Exercise requirements. Pull out every line below containing the word "Columbus".

Data to process.

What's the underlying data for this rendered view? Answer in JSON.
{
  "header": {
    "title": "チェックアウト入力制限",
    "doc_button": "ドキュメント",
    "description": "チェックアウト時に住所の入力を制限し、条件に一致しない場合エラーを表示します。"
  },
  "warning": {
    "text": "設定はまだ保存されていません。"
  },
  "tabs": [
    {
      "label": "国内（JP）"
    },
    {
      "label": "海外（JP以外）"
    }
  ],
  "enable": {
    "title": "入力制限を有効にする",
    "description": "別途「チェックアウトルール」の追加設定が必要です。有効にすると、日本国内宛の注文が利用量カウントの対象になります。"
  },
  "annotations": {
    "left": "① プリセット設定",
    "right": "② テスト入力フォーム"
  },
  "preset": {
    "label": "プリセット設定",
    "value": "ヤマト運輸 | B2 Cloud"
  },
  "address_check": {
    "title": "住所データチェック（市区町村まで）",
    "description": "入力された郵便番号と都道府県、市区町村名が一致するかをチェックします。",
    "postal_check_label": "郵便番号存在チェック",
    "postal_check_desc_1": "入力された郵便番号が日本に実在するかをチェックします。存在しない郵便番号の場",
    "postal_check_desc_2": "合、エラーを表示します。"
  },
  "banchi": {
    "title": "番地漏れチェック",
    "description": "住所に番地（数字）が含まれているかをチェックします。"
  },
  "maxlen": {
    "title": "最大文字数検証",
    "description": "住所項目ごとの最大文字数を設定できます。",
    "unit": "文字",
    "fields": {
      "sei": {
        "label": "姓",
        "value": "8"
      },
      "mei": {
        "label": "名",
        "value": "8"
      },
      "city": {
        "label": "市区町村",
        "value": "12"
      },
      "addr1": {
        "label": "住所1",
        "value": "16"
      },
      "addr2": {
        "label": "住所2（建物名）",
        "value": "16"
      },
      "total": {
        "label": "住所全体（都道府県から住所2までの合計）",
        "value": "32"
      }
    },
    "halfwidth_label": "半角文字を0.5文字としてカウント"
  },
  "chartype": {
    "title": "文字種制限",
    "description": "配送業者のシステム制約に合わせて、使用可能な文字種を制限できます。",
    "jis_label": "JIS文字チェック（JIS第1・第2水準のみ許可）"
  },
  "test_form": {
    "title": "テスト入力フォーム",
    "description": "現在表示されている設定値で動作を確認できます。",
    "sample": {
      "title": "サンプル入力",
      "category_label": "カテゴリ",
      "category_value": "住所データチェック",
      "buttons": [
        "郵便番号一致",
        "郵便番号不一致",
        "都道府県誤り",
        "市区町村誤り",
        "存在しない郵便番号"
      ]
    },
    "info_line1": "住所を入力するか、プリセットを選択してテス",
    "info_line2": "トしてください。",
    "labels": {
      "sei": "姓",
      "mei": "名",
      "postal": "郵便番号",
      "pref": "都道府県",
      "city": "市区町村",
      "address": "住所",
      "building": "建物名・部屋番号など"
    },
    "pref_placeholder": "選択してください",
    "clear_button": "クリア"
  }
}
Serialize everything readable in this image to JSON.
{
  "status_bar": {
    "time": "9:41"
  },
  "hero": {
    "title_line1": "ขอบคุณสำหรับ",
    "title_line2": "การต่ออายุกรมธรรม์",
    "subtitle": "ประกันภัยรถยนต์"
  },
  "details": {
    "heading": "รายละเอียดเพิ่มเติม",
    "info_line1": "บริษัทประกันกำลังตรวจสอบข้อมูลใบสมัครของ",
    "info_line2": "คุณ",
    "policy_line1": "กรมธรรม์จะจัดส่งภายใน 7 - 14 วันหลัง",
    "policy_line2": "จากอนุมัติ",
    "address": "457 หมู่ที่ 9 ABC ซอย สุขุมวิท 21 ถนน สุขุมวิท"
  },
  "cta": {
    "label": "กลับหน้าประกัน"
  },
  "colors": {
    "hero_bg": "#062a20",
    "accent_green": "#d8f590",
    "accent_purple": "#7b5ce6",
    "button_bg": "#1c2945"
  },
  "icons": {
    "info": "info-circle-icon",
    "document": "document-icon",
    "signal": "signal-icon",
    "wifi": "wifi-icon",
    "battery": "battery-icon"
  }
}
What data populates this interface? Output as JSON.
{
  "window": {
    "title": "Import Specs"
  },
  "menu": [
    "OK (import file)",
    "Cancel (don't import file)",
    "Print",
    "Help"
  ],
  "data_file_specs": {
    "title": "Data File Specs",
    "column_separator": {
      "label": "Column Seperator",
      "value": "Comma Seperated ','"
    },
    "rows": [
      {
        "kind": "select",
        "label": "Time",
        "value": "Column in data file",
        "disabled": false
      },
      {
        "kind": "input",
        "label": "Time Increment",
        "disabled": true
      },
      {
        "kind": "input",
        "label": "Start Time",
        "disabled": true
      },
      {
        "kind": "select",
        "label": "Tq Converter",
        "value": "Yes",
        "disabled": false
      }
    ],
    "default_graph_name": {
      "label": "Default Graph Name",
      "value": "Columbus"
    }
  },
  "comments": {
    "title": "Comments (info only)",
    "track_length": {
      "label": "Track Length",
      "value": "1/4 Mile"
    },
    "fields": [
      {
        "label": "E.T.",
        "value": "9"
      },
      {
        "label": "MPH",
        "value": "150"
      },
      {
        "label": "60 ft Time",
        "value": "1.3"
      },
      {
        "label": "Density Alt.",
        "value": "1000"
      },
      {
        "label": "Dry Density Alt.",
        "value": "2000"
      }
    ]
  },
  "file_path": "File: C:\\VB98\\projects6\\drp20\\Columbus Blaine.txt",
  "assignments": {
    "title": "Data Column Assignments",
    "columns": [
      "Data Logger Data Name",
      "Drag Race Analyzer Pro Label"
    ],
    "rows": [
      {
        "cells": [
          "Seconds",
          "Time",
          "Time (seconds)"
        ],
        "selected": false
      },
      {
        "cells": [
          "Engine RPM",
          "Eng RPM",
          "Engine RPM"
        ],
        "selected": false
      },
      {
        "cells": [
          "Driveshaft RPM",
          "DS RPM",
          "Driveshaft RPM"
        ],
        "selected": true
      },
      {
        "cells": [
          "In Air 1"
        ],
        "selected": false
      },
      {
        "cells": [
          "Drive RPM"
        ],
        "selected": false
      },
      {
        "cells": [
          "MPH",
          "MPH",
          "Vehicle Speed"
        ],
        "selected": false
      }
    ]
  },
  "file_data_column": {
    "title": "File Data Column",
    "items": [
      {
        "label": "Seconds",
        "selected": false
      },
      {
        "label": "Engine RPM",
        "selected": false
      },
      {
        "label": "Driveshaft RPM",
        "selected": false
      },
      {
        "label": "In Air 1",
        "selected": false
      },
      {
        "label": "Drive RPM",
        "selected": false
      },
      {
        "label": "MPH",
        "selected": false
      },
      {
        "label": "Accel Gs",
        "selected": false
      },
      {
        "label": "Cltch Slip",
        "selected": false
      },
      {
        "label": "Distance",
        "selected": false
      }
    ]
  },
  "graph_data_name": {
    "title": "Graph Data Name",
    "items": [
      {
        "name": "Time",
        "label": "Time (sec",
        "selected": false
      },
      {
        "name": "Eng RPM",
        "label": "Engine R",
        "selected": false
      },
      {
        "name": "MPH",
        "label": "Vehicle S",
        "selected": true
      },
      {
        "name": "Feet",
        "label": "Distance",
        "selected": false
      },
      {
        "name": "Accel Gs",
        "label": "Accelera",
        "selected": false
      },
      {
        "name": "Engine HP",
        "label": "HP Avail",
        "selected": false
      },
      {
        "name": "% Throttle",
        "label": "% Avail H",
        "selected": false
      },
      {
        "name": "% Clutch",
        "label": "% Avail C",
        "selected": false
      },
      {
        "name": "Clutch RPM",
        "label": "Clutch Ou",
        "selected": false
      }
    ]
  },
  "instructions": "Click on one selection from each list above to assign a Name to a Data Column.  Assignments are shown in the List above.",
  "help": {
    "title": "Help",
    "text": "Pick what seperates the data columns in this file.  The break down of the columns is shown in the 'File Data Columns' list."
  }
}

Response for this exercise.
      "value": "Columbus"
  "file_path": "File: C:\\VB98\\projects6\\drp20\\Columbus Blaine.txt",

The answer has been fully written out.